[Recorded data]
== Segment start ==
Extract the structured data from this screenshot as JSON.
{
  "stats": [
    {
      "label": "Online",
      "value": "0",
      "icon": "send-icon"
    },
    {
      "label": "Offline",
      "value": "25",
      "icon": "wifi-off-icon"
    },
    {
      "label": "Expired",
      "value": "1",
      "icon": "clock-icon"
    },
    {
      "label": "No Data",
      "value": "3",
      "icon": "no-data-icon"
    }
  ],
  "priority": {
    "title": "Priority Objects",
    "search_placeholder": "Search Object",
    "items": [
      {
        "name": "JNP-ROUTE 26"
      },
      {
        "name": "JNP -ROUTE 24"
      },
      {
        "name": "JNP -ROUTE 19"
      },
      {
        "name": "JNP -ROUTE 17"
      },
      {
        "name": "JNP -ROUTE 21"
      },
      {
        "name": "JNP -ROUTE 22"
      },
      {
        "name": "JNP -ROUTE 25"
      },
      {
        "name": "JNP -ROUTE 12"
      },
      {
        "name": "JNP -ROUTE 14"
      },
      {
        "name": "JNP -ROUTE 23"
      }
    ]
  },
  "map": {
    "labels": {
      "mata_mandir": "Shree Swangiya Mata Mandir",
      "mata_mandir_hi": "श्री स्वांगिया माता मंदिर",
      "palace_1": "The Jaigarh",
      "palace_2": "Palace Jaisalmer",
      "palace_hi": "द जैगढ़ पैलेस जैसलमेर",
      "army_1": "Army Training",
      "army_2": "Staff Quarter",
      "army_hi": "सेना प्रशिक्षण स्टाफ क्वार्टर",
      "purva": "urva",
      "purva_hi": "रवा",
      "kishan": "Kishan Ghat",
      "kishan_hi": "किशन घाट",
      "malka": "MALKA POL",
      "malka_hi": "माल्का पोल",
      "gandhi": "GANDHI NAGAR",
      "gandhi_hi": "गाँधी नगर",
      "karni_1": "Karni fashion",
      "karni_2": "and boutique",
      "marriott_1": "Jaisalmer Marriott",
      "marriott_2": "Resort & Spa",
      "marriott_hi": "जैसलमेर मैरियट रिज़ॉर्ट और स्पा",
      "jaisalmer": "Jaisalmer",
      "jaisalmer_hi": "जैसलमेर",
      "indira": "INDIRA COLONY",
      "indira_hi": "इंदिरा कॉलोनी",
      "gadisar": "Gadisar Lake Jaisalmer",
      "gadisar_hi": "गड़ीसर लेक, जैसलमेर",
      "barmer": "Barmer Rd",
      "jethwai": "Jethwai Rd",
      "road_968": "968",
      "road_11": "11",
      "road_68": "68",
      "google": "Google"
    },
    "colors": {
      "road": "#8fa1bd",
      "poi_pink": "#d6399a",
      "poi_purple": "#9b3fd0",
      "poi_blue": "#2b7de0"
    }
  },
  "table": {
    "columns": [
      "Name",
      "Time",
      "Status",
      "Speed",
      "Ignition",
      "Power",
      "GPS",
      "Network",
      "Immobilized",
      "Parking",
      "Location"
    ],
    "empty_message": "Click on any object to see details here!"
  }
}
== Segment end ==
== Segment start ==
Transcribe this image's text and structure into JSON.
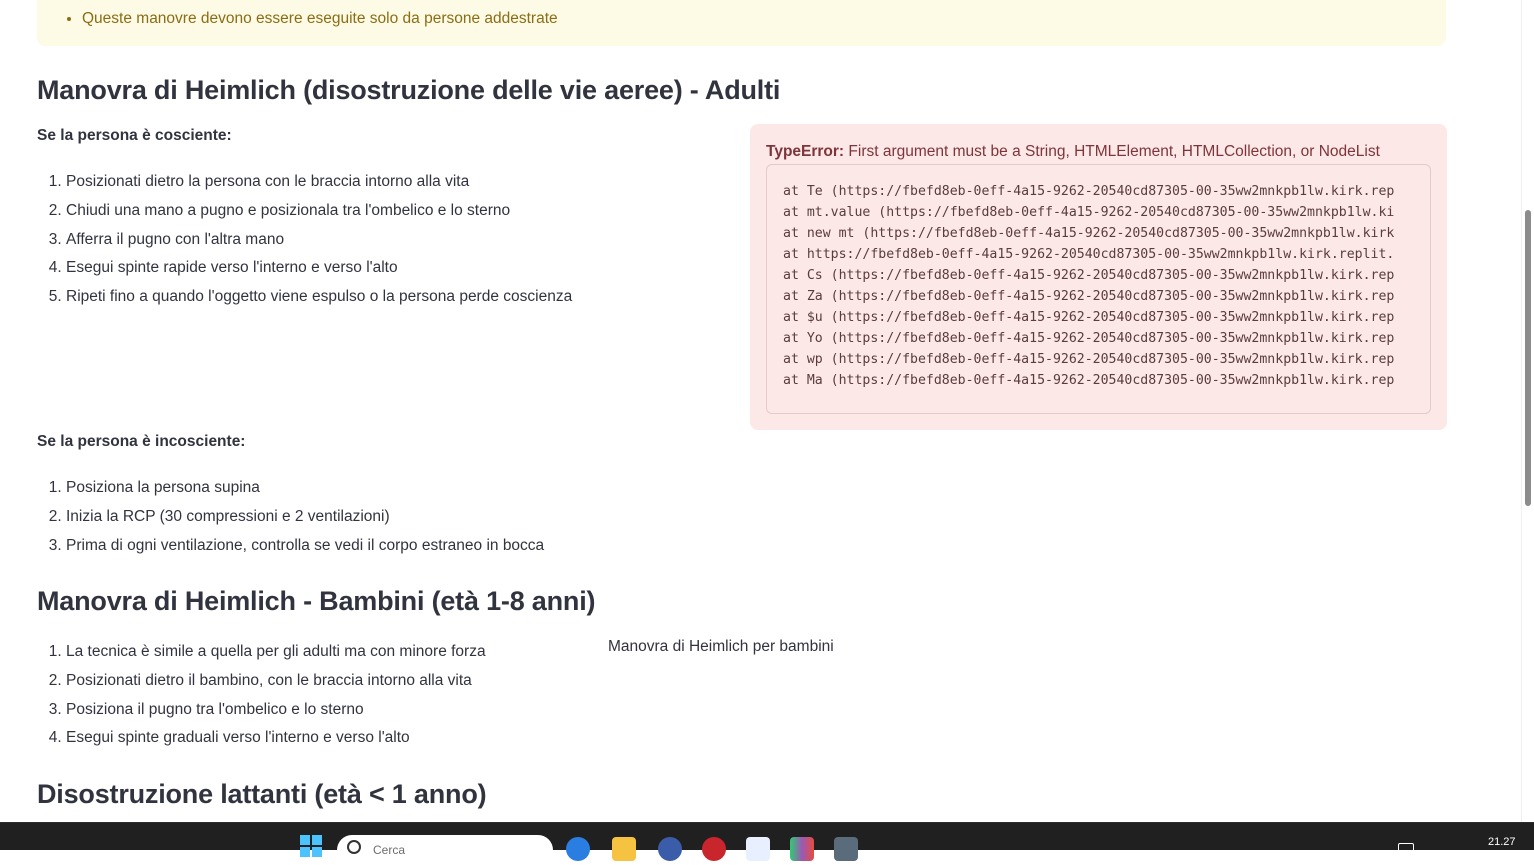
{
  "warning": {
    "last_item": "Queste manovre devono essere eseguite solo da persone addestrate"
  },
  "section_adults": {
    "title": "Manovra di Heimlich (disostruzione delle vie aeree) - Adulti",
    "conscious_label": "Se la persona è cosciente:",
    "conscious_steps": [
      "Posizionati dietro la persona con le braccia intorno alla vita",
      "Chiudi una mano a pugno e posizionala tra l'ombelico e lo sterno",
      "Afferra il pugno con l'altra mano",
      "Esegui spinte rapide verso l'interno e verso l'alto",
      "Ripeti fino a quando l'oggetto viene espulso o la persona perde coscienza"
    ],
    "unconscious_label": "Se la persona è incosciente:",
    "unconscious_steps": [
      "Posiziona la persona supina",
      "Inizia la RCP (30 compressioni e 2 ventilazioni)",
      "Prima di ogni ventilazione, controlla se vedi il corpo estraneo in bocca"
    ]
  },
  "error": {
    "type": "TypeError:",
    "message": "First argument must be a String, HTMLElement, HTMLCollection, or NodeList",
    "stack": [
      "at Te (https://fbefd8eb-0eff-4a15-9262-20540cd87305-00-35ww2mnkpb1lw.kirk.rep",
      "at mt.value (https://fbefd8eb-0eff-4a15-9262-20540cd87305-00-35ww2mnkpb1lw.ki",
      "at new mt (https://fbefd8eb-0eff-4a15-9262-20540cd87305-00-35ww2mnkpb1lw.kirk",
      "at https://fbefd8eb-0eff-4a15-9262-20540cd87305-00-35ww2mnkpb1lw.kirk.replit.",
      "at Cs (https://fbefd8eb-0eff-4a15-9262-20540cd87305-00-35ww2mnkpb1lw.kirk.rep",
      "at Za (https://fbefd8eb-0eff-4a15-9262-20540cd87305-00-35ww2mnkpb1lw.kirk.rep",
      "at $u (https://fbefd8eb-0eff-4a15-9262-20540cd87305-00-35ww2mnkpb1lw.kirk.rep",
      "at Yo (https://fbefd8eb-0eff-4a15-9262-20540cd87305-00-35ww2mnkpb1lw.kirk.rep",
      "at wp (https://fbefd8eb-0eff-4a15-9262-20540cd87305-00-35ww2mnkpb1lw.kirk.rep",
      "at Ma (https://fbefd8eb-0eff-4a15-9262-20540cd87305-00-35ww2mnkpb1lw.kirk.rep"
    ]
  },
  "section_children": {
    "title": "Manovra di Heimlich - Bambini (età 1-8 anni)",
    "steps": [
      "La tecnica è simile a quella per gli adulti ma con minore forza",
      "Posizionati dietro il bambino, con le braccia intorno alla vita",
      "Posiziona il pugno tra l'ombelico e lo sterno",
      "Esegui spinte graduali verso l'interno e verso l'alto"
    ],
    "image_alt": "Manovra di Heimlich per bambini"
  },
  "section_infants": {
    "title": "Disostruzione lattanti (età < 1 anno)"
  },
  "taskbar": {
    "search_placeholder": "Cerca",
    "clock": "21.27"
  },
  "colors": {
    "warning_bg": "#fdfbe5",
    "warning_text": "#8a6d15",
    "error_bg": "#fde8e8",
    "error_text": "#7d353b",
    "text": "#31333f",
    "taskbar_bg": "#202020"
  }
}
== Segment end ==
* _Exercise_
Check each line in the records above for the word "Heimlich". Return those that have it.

* _Exercise response_
    "title": "Manovra di Heimlich (disostruzione delle vie aeree) - Adulti",
    "title": "Manovra di Heimlich - Bambini (età 1-8 anni)",
    "image_alt": "Manovra di Heimlich per bambini"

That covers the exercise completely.